» Data for the task:
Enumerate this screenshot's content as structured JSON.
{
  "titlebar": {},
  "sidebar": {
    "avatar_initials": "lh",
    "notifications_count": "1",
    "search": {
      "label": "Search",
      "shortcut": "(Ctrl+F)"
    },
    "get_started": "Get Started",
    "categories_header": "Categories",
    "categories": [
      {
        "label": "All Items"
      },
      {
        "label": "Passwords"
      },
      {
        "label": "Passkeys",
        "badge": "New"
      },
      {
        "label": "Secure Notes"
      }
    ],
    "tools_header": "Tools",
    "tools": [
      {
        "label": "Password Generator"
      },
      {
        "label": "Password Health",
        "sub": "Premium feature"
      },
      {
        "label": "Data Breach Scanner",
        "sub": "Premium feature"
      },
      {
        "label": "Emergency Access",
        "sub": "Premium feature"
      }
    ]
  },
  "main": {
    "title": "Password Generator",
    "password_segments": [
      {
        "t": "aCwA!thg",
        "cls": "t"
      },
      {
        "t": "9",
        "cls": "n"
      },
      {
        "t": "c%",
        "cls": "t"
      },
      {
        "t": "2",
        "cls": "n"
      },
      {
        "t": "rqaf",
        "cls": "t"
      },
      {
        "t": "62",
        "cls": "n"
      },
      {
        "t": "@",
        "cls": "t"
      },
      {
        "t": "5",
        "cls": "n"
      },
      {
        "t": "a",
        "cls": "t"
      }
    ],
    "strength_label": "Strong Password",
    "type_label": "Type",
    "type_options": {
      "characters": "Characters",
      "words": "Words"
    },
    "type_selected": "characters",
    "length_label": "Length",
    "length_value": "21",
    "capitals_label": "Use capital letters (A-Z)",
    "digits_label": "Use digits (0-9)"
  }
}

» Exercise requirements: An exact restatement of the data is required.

» Written solution:
Enumerate this screenshot's content as structured JSON.
{
  "titlebar": {},
  "sidebar": {
    "avatar_initials": "lh",
    "notifications_count": "1",
    "search": {
      "label": "Search",
      "shortcut": "(Ctrl+F)"
    },
    "get_started": "Get Started",
    "categories_header": "Categories",
    "categories": [
      {
        "label": "All Items"
      },
      {
        "label": "Passwords"
      },
      {
        "label": "Passkeys",
        "badge": "New"
      },
      {
        "label": "Secure Notes"
      }
    ],
    "tools_header": "Tools",
    "tools": [
      {
        "label": "Password Generator"
      },
      {
        "label": "Password Health",
        "sub": "Premium feature"
      },
      {
        "label": "Data Breach Scanner",
        "sub": "Premium feature"
      },
      {
        "label": "Emergency Access",
        "sub": "Premium feature"
      }
    ]
  },
  "main": {
    "title": "Password Generator",
    "password_segments": [
      {
        "t": "aCwA!thg",
        "cls": "t"
      },
      {
        "t": "9",
        "cls": "n"
      },
      {
        "t": "c%",
        "cls": "t"
      },
      {
        "t": "2",
        "cls": "n"
      },
      {
        "t": "rqaf",
        "cls": "t"
      },
      {
        "t": "62",
        "cls": "n"
      },
      {
        "t": "@",
        "cls": "t"
      },
      {
        "t": "5",
        "cls": "n"
      },
      {
        "t": "a",
        "cls": "t"
      }
    ],
    "strength_label": "Strong Password",
    "type_label": "Type",
    "type_options": {
      "characters": "Characters",
      "words": "Words"
    },
    "type_selected": "characters",
    "length_label": "Length",
    "length_value": "21",
    "capitals_label": "Use capital letters (A-Z)",
    "digits_label": "Use digits (0-9)"
  }
}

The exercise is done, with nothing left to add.